Entertainment Center is a good idea. Some may think it is unwise, but the law

does not prevent cities from doing unwise things. It does prohibit cities from

doing illegal things. And when a city is proposing to do something illegal,

Courts must step in regardless of how well intentioned the public project may be

from a municipal development standpoint.

Here, pledging State taxes to refund the city’s bonds where there is no

statutory authority to do so is illegal. Likewise, pledging local taxes that have not

been properly imposed is illegal. The Taxpayers ask that the Court apply the law,

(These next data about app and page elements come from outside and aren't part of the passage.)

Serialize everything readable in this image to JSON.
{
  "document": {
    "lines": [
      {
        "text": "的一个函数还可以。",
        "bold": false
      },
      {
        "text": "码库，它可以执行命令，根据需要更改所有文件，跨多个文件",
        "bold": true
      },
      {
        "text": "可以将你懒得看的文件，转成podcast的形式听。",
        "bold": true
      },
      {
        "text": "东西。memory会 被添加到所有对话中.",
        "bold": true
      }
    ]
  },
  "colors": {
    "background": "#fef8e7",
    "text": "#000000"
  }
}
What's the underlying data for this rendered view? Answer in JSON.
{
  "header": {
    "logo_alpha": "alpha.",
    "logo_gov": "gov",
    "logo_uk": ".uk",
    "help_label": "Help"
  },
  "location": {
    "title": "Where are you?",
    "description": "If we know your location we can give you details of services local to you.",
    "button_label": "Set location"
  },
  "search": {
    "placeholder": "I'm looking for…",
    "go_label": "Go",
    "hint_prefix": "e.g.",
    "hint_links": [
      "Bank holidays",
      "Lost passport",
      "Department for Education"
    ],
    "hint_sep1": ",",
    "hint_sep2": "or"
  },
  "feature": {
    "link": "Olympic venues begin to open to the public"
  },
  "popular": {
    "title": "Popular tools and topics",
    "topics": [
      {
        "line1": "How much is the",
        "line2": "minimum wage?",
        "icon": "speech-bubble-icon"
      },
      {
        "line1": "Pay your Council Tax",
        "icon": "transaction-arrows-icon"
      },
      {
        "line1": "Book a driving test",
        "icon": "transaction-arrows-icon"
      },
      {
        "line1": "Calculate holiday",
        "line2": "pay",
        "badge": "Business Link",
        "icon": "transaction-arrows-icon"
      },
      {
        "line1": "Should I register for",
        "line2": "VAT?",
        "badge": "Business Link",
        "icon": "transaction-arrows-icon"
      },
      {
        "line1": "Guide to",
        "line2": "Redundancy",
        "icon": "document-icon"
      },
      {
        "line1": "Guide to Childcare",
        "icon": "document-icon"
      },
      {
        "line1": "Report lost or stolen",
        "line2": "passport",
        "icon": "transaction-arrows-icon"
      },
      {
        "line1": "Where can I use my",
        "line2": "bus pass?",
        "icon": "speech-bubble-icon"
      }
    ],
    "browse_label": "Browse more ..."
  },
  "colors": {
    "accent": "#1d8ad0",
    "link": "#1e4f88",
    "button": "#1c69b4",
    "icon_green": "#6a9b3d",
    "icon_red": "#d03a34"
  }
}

find certain taxes are not legally available, and reverse the judgment validating

the bonds. The Taxpayers further request general relief.

REPLY BRIEF OF APPELLANTS JOE PUTMAN AND IRVING TAXPAYERS


OPPOSED TO ILLEGAL AND WASTEFUL USE OF TAX MONEY PAGE 21
Respectfully submitted,

THOMPSON & KNIGHT LLP

By: ______________________________
James B. Harris
State Bar No. 09065400

Stephen C. Fink
State Bar No. 07013500

Scott P. Stolley
State Bar No. 1928450

Richard B. Phillips, Jr.


State Bar No. 24032833

One Arts Plaza


1722 Routh Street, Suite 1500
Dallas, Texas 75201-2533
Phone: (214) 969-1700
Fax: (214) 969-1751

Counsel for Appellants


Joe Putnam and
Irving Taxpayers Opposed to Illegal
and Wasteful Use of Tax Money

REPLY BRIEF OF APPELLANTS JOE PUTMAN AND IRVING TAXPAYERS


OPPOSED TO ILLEGAL AND WASTEFUL USE OF TAX MONEY PAGE 22
CERTIFICATE OF SERVICE

On April 11, 2011, a copy of this brief was served on the following counsel by
certified mail, return receipt requested:

Michael L. Raiff David J. Schenck


Gibson Dunn & Crutcher, LLP Deputy Attorney General for Legal
2100 McKinney Avenue Counsel
Dallas, Texas 75201 P.O. Box 12548
Austin, Texas 78711-2548
COUNSEL FOR THE CITY OF IRVING
COUNSEL FOR THE ATTORNEY GENERAL
OF TEXAS, PUBLIC FINANCE DIVISION

E. Ray Hutchison
VINSON & ELKINS LLP
2001 Ross Avenue, Suite 3700
Dallas, Texas 75201

COUNSEL FOR THE CITY OF IRVING

_________________________________
Richard B. Phillips, Jr.

504915 000008 DALLAS 2728419.1

REPLY BRIEF OF APPELLANTS JOE PUTMAN AND IRVING TAXPAYERS


OPPOSED TO ILLEGAL AND WASTEFUL USE OF TAX MONEY PAGE 23
Tab
O
Tab
P
Tab
Q
Tab
R
Tab
S
Tab
T
Tab
U